Essay Denying of Federal Funds of Abortions for Poor Women

Submitted By Teach123
Words: 1902
Pages: 8

Abortion is a subject that has caused a lot of controversy over the past years and decades. There has always been this debate over moral beliefs versus a woman’s right to abort a child, or whether an abortion was okay in a life threatening situation. There are different methods of abortion and people may find this cruel and unnatural for a mother to kill her own child while others may suggest that it depends on the situation. Many people have taken part in this movement fighting for abortion rights while others fought against it. Around the time I was born, abortion was still a big issue that dominated the news. This was during the Clinton administration and the issue was about federal funding for abortion. According to a news report of Adam Clymer, “After [a] furious debate, anti-abortion forces won a significant victory today when the house voted to retain curbs on Federal financing of abortions for poor women except in cases of rape, incest or threats to the life of the woman” (Clymer para 1). Women everywhere, regardless of economic status must be held accountable for the decisions they make that will affect their lives in the long run or possibly the life of an unborn child. Federal funding for abortions is a result of an unresolved issue in America today, which is whether or not the unborn fetus is human or not. This argument is simple for those who believe in God “The Almighty”, who created the heavens and earth, who said “You shall not (New International Version, Exodus 20.13). However, for those who don’t “believe”, cannot come to an agreement about women’s rights concerning abortions and federal funding.

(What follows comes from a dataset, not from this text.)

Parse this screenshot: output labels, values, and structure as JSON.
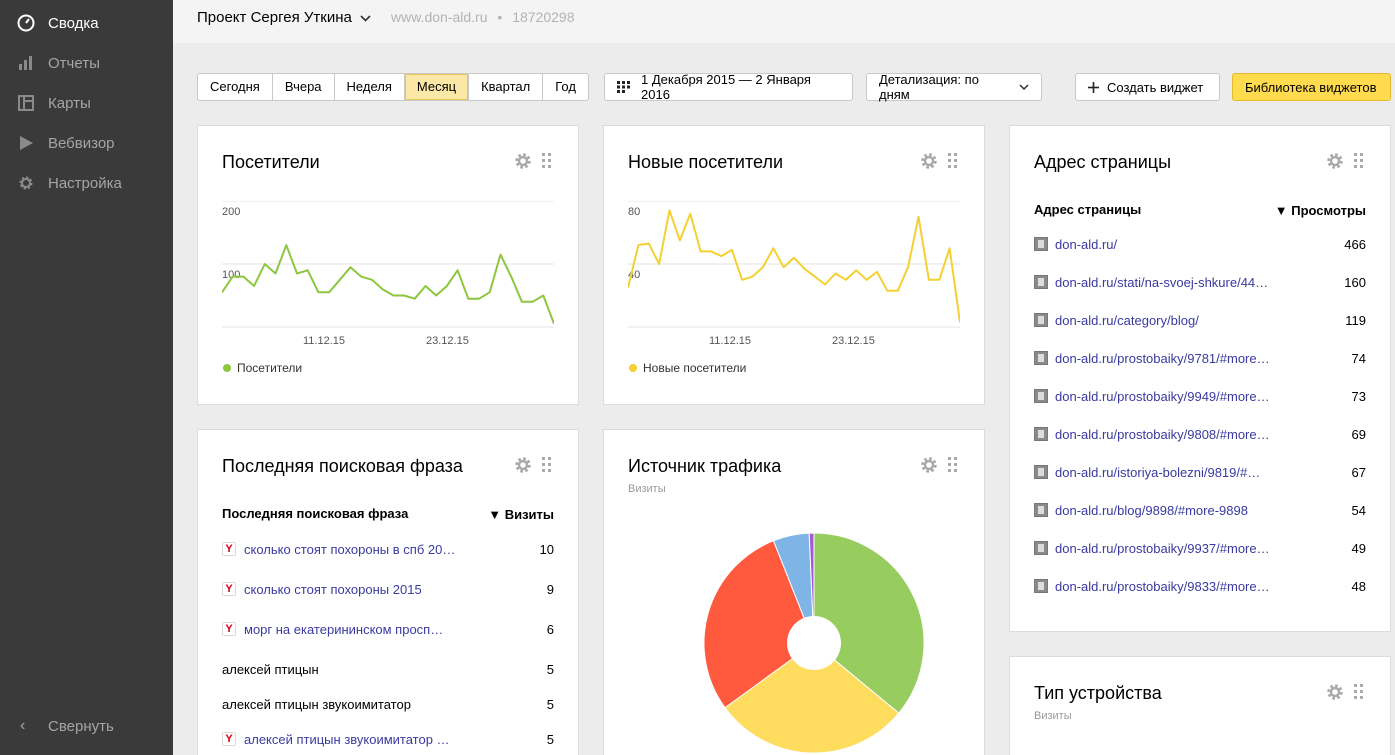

The 1993 controversy over federal funding of abortions for poor women is an issue that has been brewing since the 1977 provision of the Hyde Amendment, which outlines the abortion services the government will pay for. “[Representative Henry] Hyde said financing abortions through Medicaid, the health program for the poor, would offend taxpayers by making them unwilling accomplices in abortion” (Clymer para 5). Government pass laws everyday and although people do not agree with them, it does not make them accomplices to these laws that they do not agree with. The United States is a country of freedom of speech and religion, but it is also a country like others who have placed certain government officials in place to decide on laws that will impact the country as a whole. Because we are citizens, we have to obey the laws, even if we do not agree with them. In the 1993 debate over federal funding of abortions for poor women, Representative Hyde’s fallacious argument was not taken well. “Representative Nancy Johnson, Republican of Connecticut, argued that taxpayers already subsidized abortions for the middle class through the tax deductibility of private health insurance plans that paid for them” (Clymer para 6).
The idea of government funding for abortions began after the ruling of the Roe v. Wade case. “In 1973, in the landmark case of Roe v. Wade, the U.S. Supreme Court decided that women have a fundamental right to have an abortion” (Find Law para1). Federal funding for abortions is the issue now. “Medicaid is the publicly funded health care program for the poor, that is those on welfare---mostly women with children---or those who are destitute” (McBride pg.48). Medicaid is vital to the health care of many women in the U.S. As mentioned earlier, the issues surrounding abortions such as federal funding is a result of an unresolved issue in America today, which is whether or not the unborn fetus is human or not. “What about the rights of the unborn child?” In abortion cases we often hear the words, “The rights of women.” “The Court’s decision was greeted with elation by women’s organizations that had been fighting a generally unsuccessful battle to get restrictive state abortion laws repealed” (Rubin 87). Significance should also be placed on the rights of an unborn child. Though there are many who advocate for